Rutland Plastics was established in January 1956 by Ron Smart and Don Ansell.  The company started with two moulding machines on a site just 100 yards from its existing factory.

Like many new ventures, there were sacrifices that had to be made to get things started.  The two owners sold their cars to raise the money to pay for those first machines.  Even moving into their new factory was not straightforward. The original building was an old corn mill and the millstone had to be removed to make room for the moulding machines.


In the beginning, the company moulded plastic flowers progressing to accessories for budgerigars as their popularity boomed during 1950’s, moulding all manner of toys for a budgie from mirrors, ladders, little men that rocked backwards and forwards when pecked to feeders, etc.  Later, this developed into own branded toys for children to include the ‘Katie’ range for girls.

Rutland Plastics is now far removed from the toy market and is involved in a wide range of technical moulding work.  Key moments in the company’s history will be featured in a future article but for now, let’s take a trip down memory lane.


Are you old enough to remember the old plastic toys?  Even before they came from Hong Kong.  Perhaps you had a budgie as a pet?  If you did, maybe you had some items manufactured by Rutland Plastics in its cage?

You may remember playing with a plastic boat in the bath?  It was fun while it lasted but it wasn’t long before it would get dropped on the bathroom floor – styrenes were brittle and there was no such thing as bathroom carpet.  After such an accident it would never float again!  The boat in the picture still has the label on it from when it was displayed at a toy exhibition – 36 shillings per dozen (£1.80 – or 15p each!).

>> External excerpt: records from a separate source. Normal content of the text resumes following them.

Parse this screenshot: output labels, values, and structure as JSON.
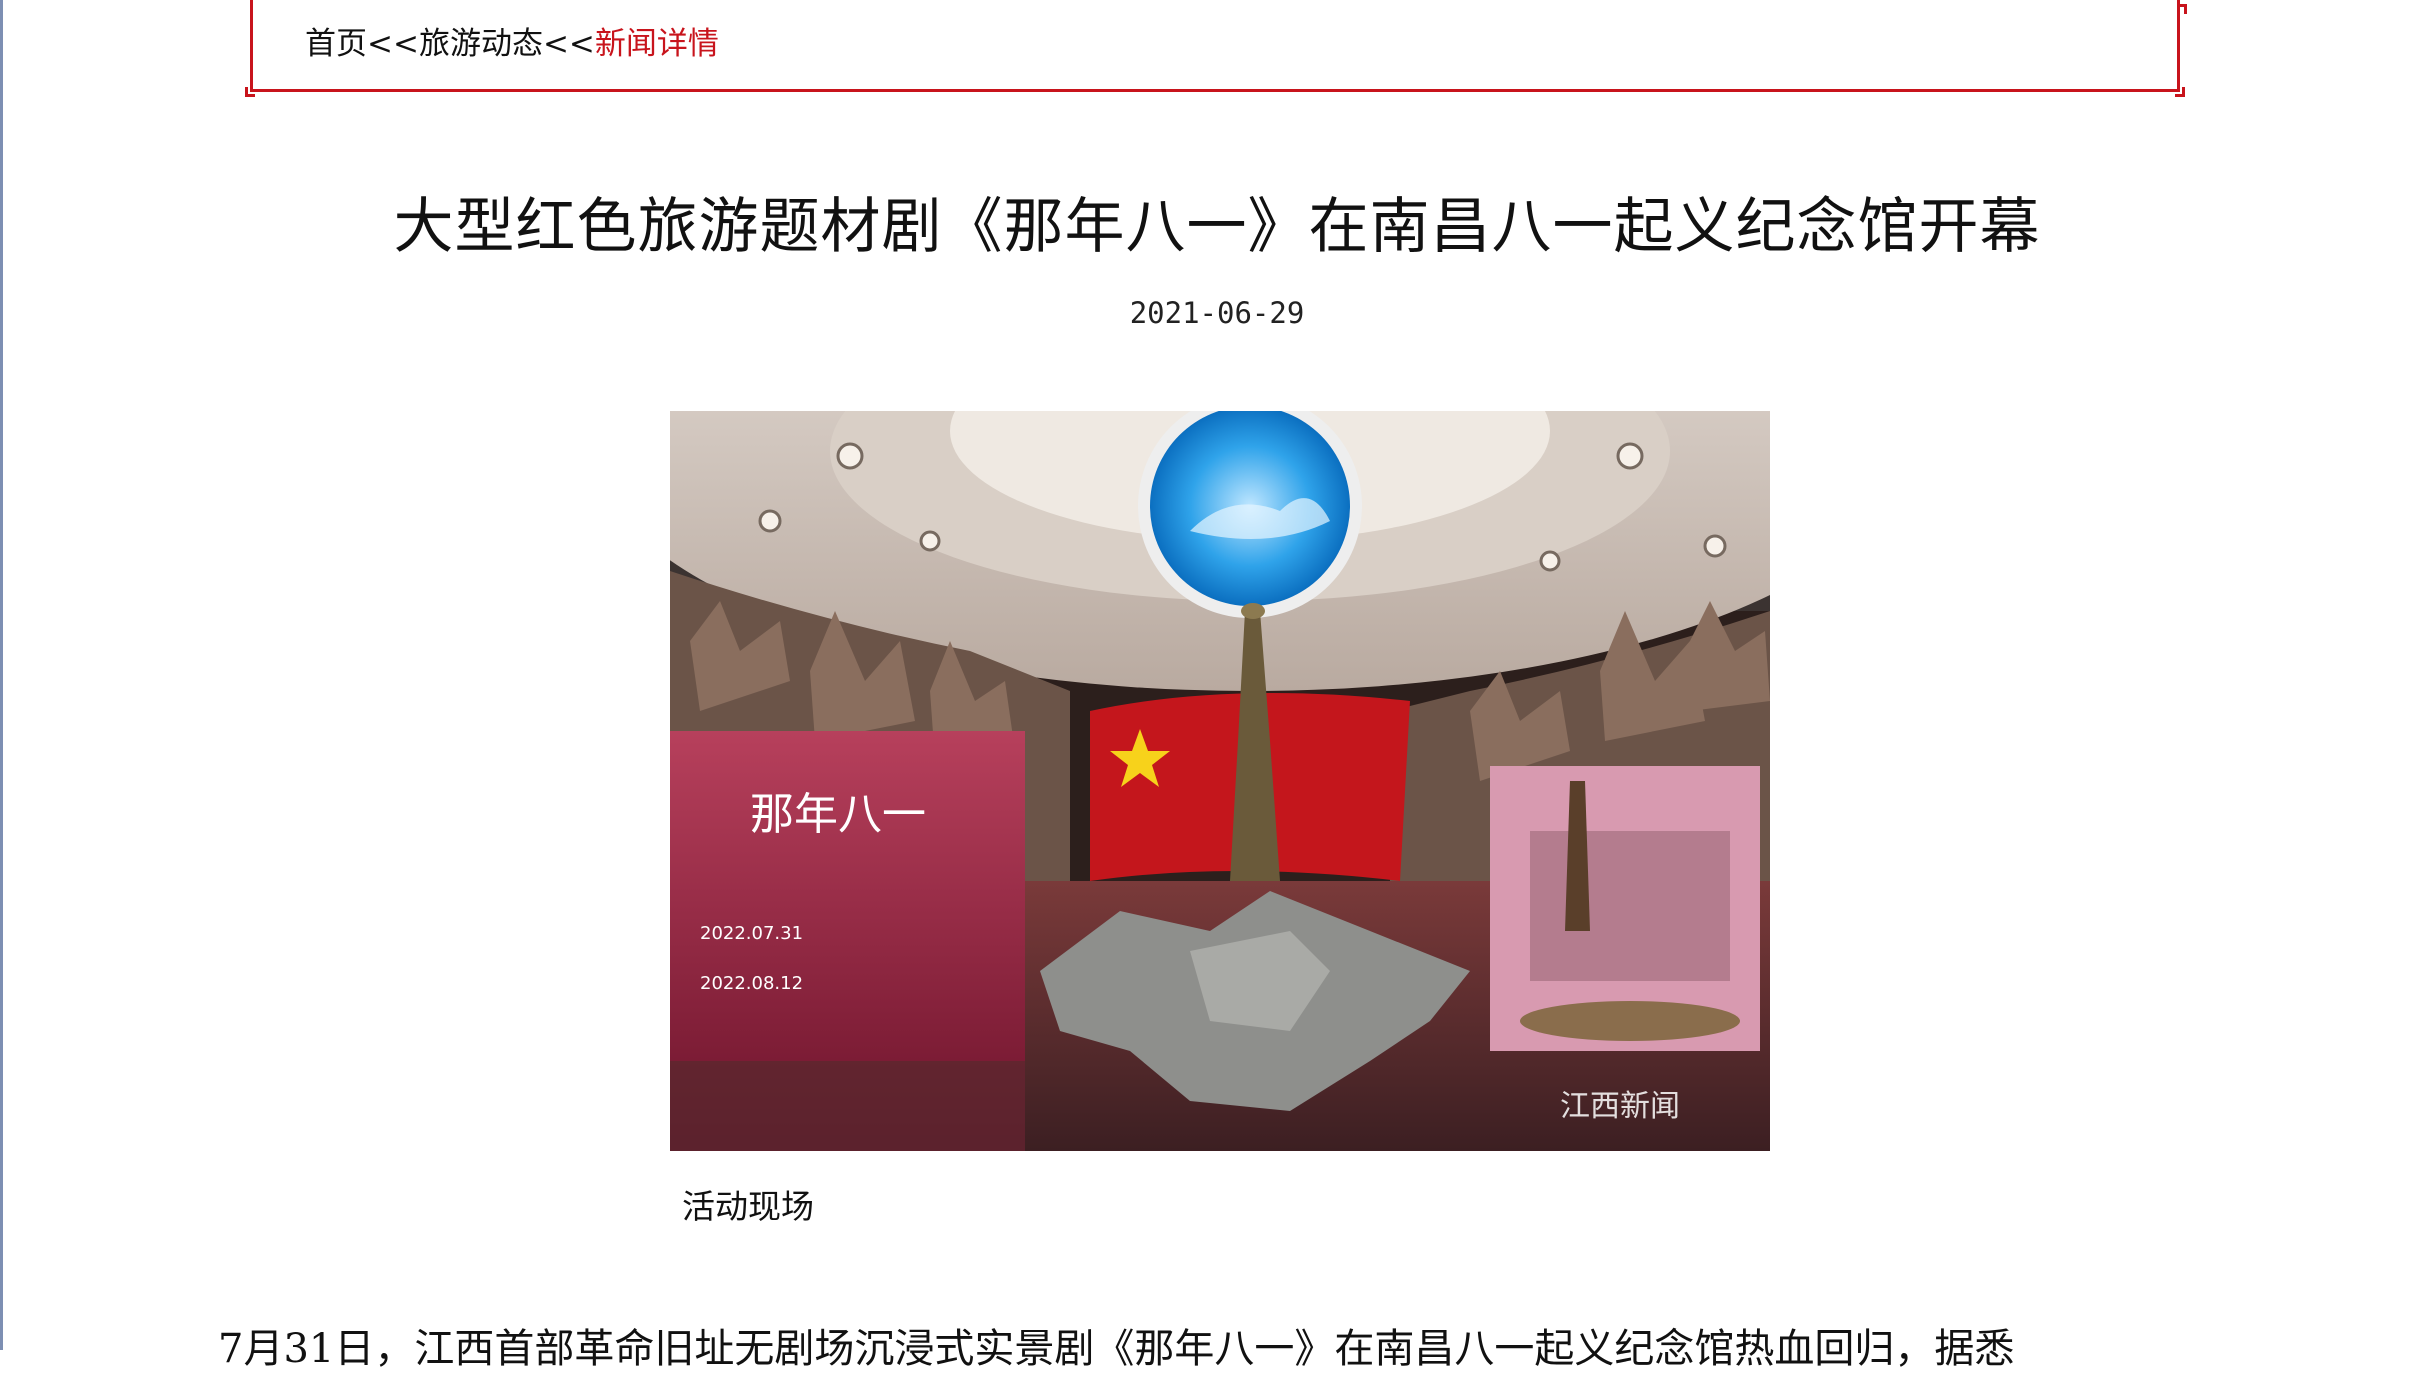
{
  "breadcrumb": {
    "home": "首页",
    "sep1": "<<",
    "section": "旅游动态",
    "sep2": "<<",
    "current": "新闻详情"
  },
  "article": {
    "title": "大型红色旅游题材剧《那年八一》在南昌八一起义纪念馆开幕",
    "date": "2021-06-29",
    "image_caption": "活动现场",
    "body_first_line": "7月31日，江西首部革命旧址无剧场沉浸式实景剧《那年八一》在南昌八一起义纪念馆热血回归，据悉"
  },
  "photo": {
    "poster_title": "那年八一",
    "poster_date1": "2022.07.31",
    "poster_date2": "2022.08.12",
    "watermark": "江西新闻"
  },
  "colors": {
    "accent_red": "#c8141c",
    "text": "#111111"
  }
}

Without wishing to be sexist, there were also the toys aimed at little girls so that they could copy mummy when she did the housework.  The toaster came complete with plug and switchable socket and the toaster itself had a variable timer.


It was cheap imports in part that led to Rutland Plastics progressing from plastic flowers to toys.  It was a similar story that saw the company move away from toys to more trade moulding.

The company moved to its existing site in the early 1960s, a former crop drying barn.  By this time there were five moulding machines.  Growth here was fuelled by the addition of more trade moulding work – push buttons and nameplates for Ford, kitchen fittings, and so on.  The toy business was sold off as it was increasingly difficult to compete and Rutland Plastics became the ‘Injection Moulder to Industry’ that it is today.